The output is a word-for-word repeat of the listing below, free of images.

**DATA SUPPLIED**
※ ※ ※
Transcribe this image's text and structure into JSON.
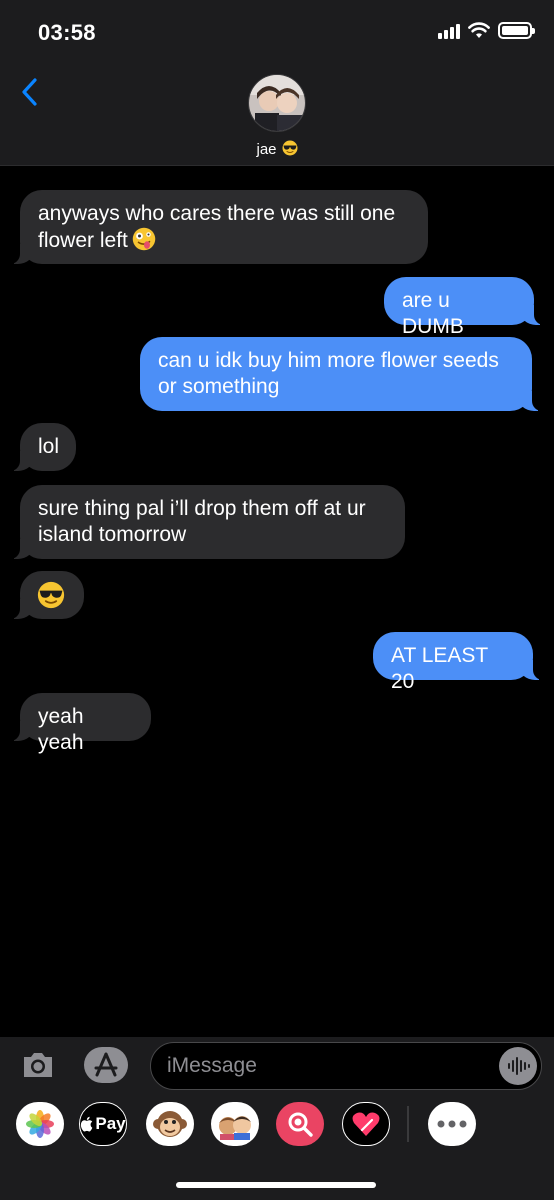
{
  "status_bar": {
    "time": "03:58"
  },
  "header": {
    "contact_name": "jae",
    "contact_emoji": "sunglasses-emoji"
  },
  "messages": [
    {
      "direction": "incoming",
      "text": "anyways who cares there was still one flower left",
      "emoji": "zany-face-emoji"
    },
    {
      "direction": "outgoing",
      "text": "are u DUMB"
    },
    {
      "direction": "outgoing",
      "text": "can u idk buy him more flower seeds or something"
    },
    {
      "direction": "incoming",
      "text": "lol"
    },
    {
      "direction": "incoming",
      "text": "sure thing pal i’ll drop them off at ur island tomorrow"
    },
    {
      "direction": "incoming",
      "text": "",
      "emoji": "sunglasses-emoji"
    },
    {
      "direction": "outgoing",
      "text": "AT LEAST 20"
    },
    {
      "direction": "incoming",
      "text": "yeah yeah"
    }
  ],
  "composer": {
    "placeholder": "iMessage"
  },
  "app_drawer": {
    "apps": [
      "photos-icon",
      "apple-pay-icon",
      "monkey-animoji-icon",
      "memoji-icon",
      "image-search-icon",
      "digital-touch-icon",
      "more-icon"
    ],
    "pay_label": "Pay"
  },
  "colors": {
    "incoming_bubble": "#2c2c2e",
    "outgoing_bubble": "#4c8ff7",
    "accent": "#0a84ff",
    "background": "#000000"
  }
}
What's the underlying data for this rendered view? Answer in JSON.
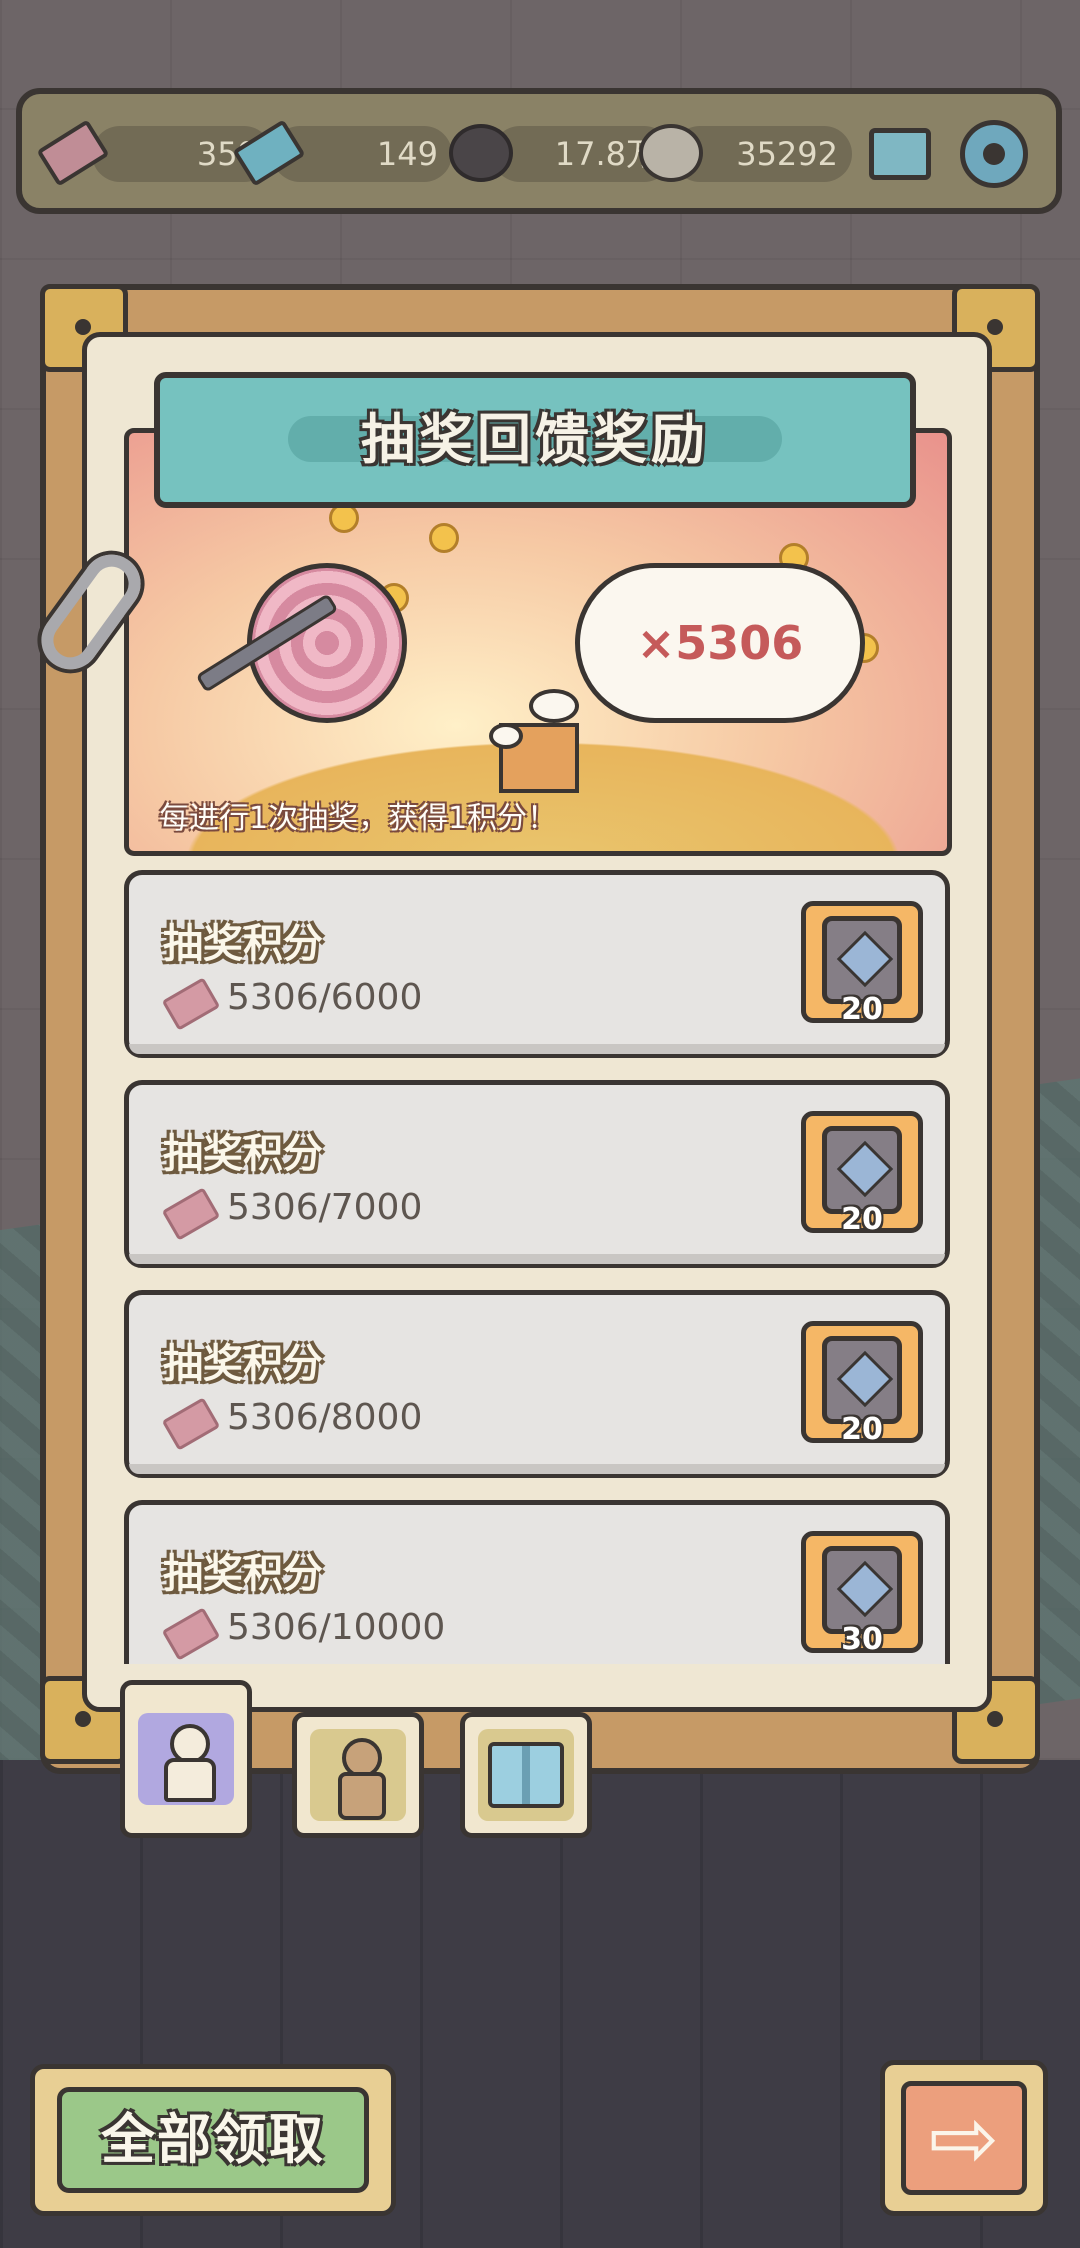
{
  "resources": [
    {
      "name": "pink-ticket",
      "value": "359"
    },
    {
      "name": "blue-ticket",
      "value": "149"
    },
    {
      "name": "dark-soul",
      "value": "17.8万"
    },
    {
      "name": "grey-soul",
      "value": "35292"
    }
  ],
  "panel": {
    "title": "抽奖回馈奖励",
    "points_badge": "×5306",
    "description": "每进行1次抽奖，获得1积分！"
  },
  "rewards": [
    {
      "label": "抽奖积分",
      "progress": "5306/6000",
      "reward_qty": "20",
      "reward_icon": "backpack-icon"
    },
    {
      "label": "抽奖积分",
      "progress": "5306/7000",
      "reward_qty": "20",
      "reward_icon": "backpack-icon"
    },
    {
      "label": "抽奖积分",
      "progress": "5306/8000",
      "reward_qty": "20",
      "reward_icon": "backpack-icon"
    },
    {
      "label": "抽奖积分",
      "progress": "5306/10000",
      "reward_qty": "30",
      "reward_icon": "backpack-icon"
    }
  ],
  "tabs": [
    {
      "icon": "doll-icon",
      "active": true
    },
    {
      "icon": "voodoo-doll-icon",
      "active": false
    },
    {
      "icon": "gift-box-icon",
      "active": false
    }
  ],
  "footer": {
    "claim_all_label": "全部领取",
    "next_icon": "arrow-right-icon",
    "next_glyph": "⇨"
  },
  "colors": {
    "title_plate": "#76c2bf",
    "claim_button": "#9bc889",
    "next_button": "#ec9f7d",
    "reward_slot": "#f5b766",
    "badge_text": "#c55a5a"
  }
}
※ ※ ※
**YOUR RESPONSE**
Transcribe this image's text and structure into JSON.
{
  "status_bar": {
    "time": "03:58"
  },
  "header": {
    "contact_name": "jae",
    "contact_emoji": "sunglasses-emoji"
  },
  "messages": [
    {
      "direction": "incoming",
      "text": "anyways who cares there was still one flower left",
      "emoji": "zany-face-emoji"
    },
    {
      "direction": "outgoing",
      "text": "are u DUMB"
    },
    {
      "direction": "outgoing",
      "text": "can u idk buy him more flower seeds or something"
    },
    {
      "direction": "incoming",
      "text": "lol"
    },
    {
      "direction": "incoming",
      "text": "sure thing pal i’ll drop them off at ur island tomorrow"
    },
    {
      "direction": "incoming",
      "text": "",
      "emoji": "sunglasses-emoji"
    },
    {
      "direction": "outgoing",
      "text": "AT LEAST 20"
    },
    {
      "direction": "incoming",
      "text": "yeah yeah"
    }
  ],
  "composer": {
    "placeholder": "iMessage"
  },
  "app_drawer": {
    "apps": [
      "photos-icon",
      "apple-pay-icon",
      "monkey-animoji-icon",
      "memoji-icon",
      "image-search-icon",
      "digital-touch-icon",
      "more-icon"
    ],
    "pay_label": "Pay"
  },
  "colors": {
    "incoming_bubble": "#2c2c2e",
    "outgoing_bubble": "#4c8ff7",
    "accent": "#0a84ff",
    "background": "#000000"
  }
}
What's the underlying data for this rendered view? Answer in JSON.
{
  "resources": [
    {
      "name": "pink-ticket",
      "value": "359"
    },
    {
      "name": "blue-ticket",
      "value": "149"
    },
    {
      "name": "dark-soul",
      "value": "17.8万"
    },
    {
      "name": "grey-soul",
      "value": "35292"
    }
  ],
  "panel": {
    "title": "抽奖回馈奖励",
    "points_badge": "×5306",
    "description": "每进行1次抽奖，获得1积分！"
  },
  "rewards": [
    {
      "label": "抽奖积分",
      "progress": "5306/6000",
      "reward_qty": "20",
      "reward_icon": "backpack-icon"
    },
    {
      "label": "抽奖积分",
      "progress": "5306/7000",
      "reward_qty": "20",
      "reward_icon": "backpack-icon"
    },
    {
      "label": "抽奖积分",
      "progress": "5306/8000",
      "reward_qty": "20",
      "reward_icon": "backpack-icon"
    },
    {
      "label": "抽奖积分",
      "progress": "5306/10000",
      "reward_qty": "30",
      "reward_icon": "backpack-icon"
    }
  ],
  "tabs": [
    {
      "icon": "doll-icon",
      "active": true
    },
    {
      "icon": "voodoo-doll-icon",
      "active": false
    },
    {
      "icon": "gift-box-icon",
      "active": false
    }
  ],
  "footer": {
    "claim_all_label": "全部领取",
    "next_icon": "arrow-right-icon",
    "next_glyph": "⇨"
  },
  "colors": {
    "title_plate": "#76c2bf",
    "claim_button": "#9bc889",
    "next_button": "#ec9f7d",
    "reward_slot": "#f5b766",
    "badge_text": "#c55a5a"
  }
}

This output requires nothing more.